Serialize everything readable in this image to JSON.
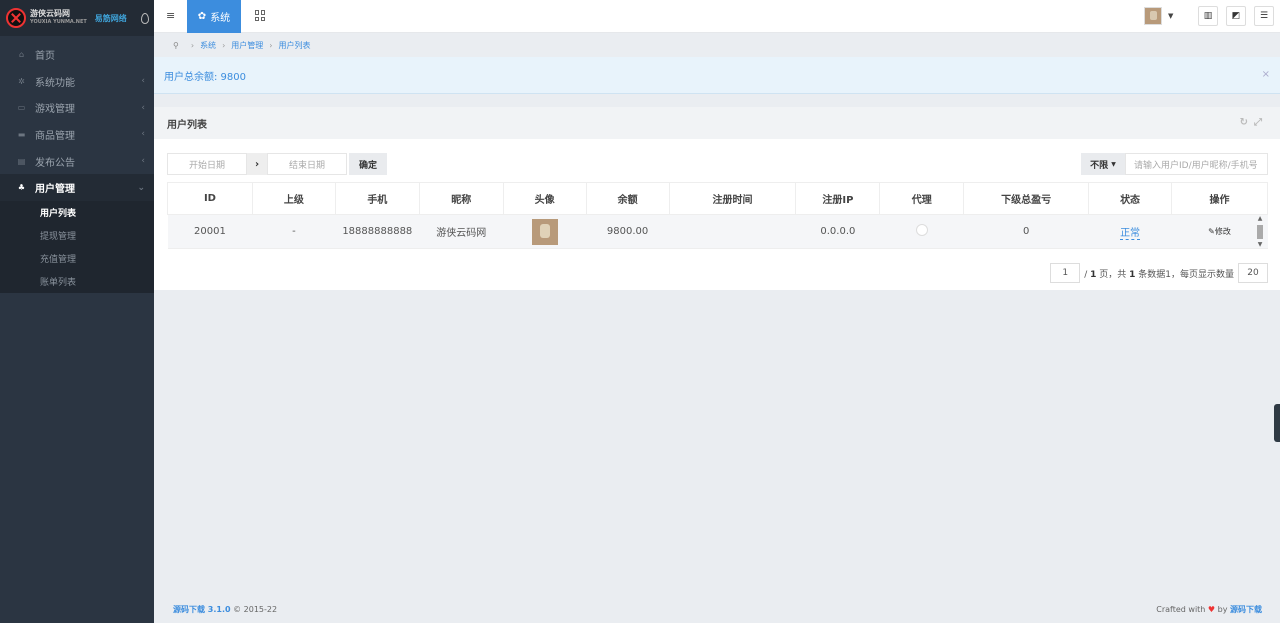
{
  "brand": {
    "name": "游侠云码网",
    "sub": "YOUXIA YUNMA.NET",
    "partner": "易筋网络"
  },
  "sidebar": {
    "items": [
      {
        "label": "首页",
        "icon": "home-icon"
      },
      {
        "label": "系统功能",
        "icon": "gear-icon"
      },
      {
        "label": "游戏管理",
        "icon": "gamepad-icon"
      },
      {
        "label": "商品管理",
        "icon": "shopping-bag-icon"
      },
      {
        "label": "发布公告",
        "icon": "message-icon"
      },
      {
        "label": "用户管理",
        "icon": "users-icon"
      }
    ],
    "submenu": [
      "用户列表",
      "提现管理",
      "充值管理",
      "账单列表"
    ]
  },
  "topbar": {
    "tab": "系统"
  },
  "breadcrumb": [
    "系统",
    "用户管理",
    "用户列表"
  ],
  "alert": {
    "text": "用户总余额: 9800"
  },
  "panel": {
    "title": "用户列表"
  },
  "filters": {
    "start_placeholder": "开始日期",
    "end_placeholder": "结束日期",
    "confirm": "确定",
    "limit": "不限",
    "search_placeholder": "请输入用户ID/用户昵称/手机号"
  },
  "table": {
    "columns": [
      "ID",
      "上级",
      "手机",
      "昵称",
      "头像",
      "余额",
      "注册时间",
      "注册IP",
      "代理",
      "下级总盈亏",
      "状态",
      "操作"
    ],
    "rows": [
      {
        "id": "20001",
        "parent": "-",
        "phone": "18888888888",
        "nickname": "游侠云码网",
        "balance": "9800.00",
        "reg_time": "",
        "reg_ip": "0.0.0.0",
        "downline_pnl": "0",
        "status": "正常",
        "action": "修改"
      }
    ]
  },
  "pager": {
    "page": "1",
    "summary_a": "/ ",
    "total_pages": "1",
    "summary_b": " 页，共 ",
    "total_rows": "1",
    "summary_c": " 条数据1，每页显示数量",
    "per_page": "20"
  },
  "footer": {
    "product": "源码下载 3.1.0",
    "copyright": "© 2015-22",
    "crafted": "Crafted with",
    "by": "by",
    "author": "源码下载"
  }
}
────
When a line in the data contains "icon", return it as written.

        "icon": "home-icon"
        "icon": "gear-icon"
        "icon": "gamepad-icon"
        "icon": "shopping-bag-icon"
        "icon": "message-icon"
        "icon": "users-icon"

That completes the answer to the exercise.